## Directions
The entries are to be written out again with no differences.

## Information provided
##########
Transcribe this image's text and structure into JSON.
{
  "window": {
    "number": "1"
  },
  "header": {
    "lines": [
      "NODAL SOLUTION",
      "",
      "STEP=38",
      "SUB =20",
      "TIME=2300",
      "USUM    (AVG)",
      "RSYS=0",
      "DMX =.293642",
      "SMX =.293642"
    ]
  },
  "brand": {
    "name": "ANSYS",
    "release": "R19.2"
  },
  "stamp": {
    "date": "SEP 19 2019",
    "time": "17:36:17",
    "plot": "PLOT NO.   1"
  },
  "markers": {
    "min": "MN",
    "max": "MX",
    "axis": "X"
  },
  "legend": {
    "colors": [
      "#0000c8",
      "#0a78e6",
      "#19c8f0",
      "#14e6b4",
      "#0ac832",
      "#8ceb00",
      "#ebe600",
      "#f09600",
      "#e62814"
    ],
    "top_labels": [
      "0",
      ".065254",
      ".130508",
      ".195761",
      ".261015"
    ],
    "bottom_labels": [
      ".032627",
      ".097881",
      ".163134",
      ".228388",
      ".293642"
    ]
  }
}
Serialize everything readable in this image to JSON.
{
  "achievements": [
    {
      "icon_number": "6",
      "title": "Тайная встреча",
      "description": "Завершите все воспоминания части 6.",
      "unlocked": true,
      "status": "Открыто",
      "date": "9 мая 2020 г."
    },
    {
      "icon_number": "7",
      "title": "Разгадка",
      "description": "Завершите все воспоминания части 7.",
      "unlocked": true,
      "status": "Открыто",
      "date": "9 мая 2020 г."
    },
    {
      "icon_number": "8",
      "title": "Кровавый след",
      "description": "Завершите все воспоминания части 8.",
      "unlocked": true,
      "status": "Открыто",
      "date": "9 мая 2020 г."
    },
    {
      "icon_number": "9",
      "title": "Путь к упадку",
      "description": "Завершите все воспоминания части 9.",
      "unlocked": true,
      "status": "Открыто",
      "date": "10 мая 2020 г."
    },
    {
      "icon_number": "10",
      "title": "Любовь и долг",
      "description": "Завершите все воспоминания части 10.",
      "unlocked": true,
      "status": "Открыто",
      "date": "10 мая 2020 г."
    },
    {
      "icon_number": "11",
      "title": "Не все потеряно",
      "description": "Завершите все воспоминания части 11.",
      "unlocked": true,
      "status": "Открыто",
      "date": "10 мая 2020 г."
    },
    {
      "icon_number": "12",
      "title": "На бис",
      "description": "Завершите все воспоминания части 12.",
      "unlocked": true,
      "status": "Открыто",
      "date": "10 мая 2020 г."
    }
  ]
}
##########
## Solution for this exercise
Transcribe this image's text and structure into JSON.
{
  "window": {
    "number": "1"
  },
  "header": {
    "lines": [
      "NODAL SOLUTION",
      "",
      "STEP=38",
      "SUB =20",
      "TIME=2300",
      "USUM    (AVG)",
      "RSYS=0",
      "DMX =.293642",
      "SMX =.293642"
    ]
  },
  "brand": {
    "name": "ANSYS",
    "release": "R19.2"
  },
  "stamp": {
    "date": "SEP 19 2019",
    "time": "17:36:17",
    "plot": "PLOT NO.   1"
  },
  "markers": {
    "min": "MN",
    "max": "MX",
    "axis": "X"
  },
  "legend": {
    "colors": [
      "#0000c8",
      "#0a78e6",
      "#19c8f0",
      "#14e6b4",
      "#0ac832",
      "#8ceb00",
      "#ebe600",
      "#f09600",
      "#e62814"
    ],
    "top_labels": [
      "0",
      ".065254",
      ".130508",
      ".195761",
      ".261015"
    ],
    "bottom_labels": [
      ".032627",
      ".097881",
      ".163134",
      ".228388",
      ".293642"
    ]
  }
}
Serialize everything readable in this image to JSON.
{
  "achievements": [
    {
      "icon_number": "6",
      "title": "Тайная встреча",
      "description": "Завершите все воспоминания части 6.",
      "unlocked": true,
      "status": "Открыто",
      "date": "9 мая 2020 г."
    },
    {
      "icon_number": "7",
      "title": "Разгадка",
      "description": "Завершите все воспоминания части 7.",
      "unlocked": true,
      "status": "Открыто",
      "date": "9 мая 2020 г."
    },
    {
      "icon_number": "8",
      "title": "Кровавый след",
      "description": "Завершите все воспоминания части 8.",
      "unlocked": true,
      "status": "Открыто",
      "date": "9 мая 2020 г."
    },
    {
      "icon_number": "9",
      "title": "Путь к упадку",
      "description": "Завершите все воспоминания части 9.",
      "unlocked": true,
      "status": "Открыто",
      "date": "10 мая 2020 г."
    },
    {
      "icon_number": "10",
      "title": "Любовь и долг",
      "description": "Завершите все воспоминания части 10.",
      "unlocked": true,
      "status": "Открыто",
      "date": "10 мая 2020 г."
    },
    {
      "icon_number": "11",
      "title": "Не все потеряно",
      "description": "Завершите все воспоминания части 11.",
      "unlocked": true,
      "status": "Открыто",
      "date": "10 мая 2020 г."
    },
    {
      "icon_number": "12",
      "title": "На бис",
      "description": "Завершите все воспоминания части 12.",
      "unlocked": true,
      "status": "Открыто",
      "date": "10 мая 2020 г."
    }
  ]
}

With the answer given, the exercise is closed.